About this exercise => The answer must be an exact copy of every record below.

Stored data:
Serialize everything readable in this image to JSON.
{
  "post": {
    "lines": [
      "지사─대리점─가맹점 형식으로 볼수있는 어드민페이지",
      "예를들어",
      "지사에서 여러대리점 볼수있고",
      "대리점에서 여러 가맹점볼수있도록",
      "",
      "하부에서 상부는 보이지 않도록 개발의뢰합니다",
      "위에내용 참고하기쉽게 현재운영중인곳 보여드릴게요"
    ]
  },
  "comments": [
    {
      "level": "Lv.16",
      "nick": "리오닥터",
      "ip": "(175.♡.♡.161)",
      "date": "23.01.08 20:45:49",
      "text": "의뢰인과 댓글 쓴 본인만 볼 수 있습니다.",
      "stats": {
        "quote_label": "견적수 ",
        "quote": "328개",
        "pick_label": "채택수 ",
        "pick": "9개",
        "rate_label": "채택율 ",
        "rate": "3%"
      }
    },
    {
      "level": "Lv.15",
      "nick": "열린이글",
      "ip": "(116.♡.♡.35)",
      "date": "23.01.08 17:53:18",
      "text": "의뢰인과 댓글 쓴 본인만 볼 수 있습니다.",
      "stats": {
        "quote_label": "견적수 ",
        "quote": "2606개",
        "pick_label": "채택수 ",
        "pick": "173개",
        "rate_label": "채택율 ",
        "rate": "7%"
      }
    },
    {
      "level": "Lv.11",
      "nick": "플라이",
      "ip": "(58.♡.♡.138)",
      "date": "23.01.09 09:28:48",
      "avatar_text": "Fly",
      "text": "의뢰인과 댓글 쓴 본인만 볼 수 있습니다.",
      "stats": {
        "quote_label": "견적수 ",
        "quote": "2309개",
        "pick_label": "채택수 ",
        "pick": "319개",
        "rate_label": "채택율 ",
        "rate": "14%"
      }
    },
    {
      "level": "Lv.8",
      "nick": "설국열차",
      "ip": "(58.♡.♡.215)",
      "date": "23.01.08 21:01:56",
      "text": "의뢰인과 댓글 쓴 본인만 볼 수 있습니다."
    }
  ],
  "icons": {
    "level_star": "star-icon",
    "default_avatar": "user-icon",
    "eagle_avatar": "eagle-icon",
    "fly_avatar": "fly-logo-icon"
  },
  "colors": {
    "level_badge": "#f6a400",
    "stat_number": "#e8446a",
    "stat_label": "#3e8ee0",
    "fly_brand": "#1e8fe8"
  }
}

Your response =>
Serialize everything readable in this image to JSON.
{
  "post": {
    "lines": [
      "지사─대리점─가맹점 형식으로 볼수있는 어드민페이지",
      "예를들어",
      "지사에서 여러대리점 볼수있고",
      "대리점에서 여러 가맹점볼수있도록",
      "",
      "하부에서 상부는 보이지 않도록 개발의뢰합니다",
      "위에내용 참고하기쉽게 현재운영중인곳 보여드릴게요"
    ]
  },
  "comments": [
    {
      "level": "Lv.16",
      "nick": "리오닥터",
      "ip": "(175.♡.♡.161)",
      "date": "23.01.08 20:45:49",
      "text": "의뢰인과 댓글 쓴 본인만 볼 수 있습니다.",
      "stats": {
        "quote_label": "견적수 ",
        "quote": "328개",
        "pick_label": "채택수 ",
        "pick": "9개",
        "rate_label": "채택율 ",
        "rate": "3%"
      }
    },
    {
      "level": "Lv.15",
      "nick": "열린이글",
      "ip": "(116.♡.♡.35)",
      "date": "23.01.08 17:53:18",
      "text": "의뢰인과 댓글 쓴 본인만 볼 수 있습니다.",
      "stats": {
        "quote_label": "견적수 ",
        "quote": "2606개",
        "pick_label": "채택수 ",
        "pick": "173개",
        "rate_label": "채택율 ",
        "rate": "7%"
      }
    },
    {
      "level": "Lv.11",
      "nick": "플라이",
      "ip": "(58.♡.♡.138)",
      "date": "23.01.09 09:28:48",
      "avatar_text": "Fly",
      "text": "의뢰인과 댓글 쓴 본인만 볼 수 있습니다.",
      "stats": {
        "quote_label": "견적수 ",
        "quote": "2309개",
        "pick_label": "채택수 ",
        "pick": "319개",
        "rate_label": "채택율 ",
        "rate": "14%"
      }
    },
    {
      "level": "Lv.8",
      "nick": "설국열차",
      "ip": "(58.♡.♡.215)",
      "date": "23.01.08 21:01:56",
      "text": "의뢰인과 댓글 쓴 본인만 볼 수 있습니다."
    }
  ],
  "icons": {
    "level_star": "star-icon",
    "default_avatar": "user-icon",
    "eagle_avatar": "eagle-icon",
    "fly_avatar": "fly-logo-icon"
  },
  "colors": {
    "level_badge": "#f6a400",
    "stat_number": "#e8446a",
    "stat_label": "#3e8ee0",
    "fly_brand": "#1e8fe8"
  }
}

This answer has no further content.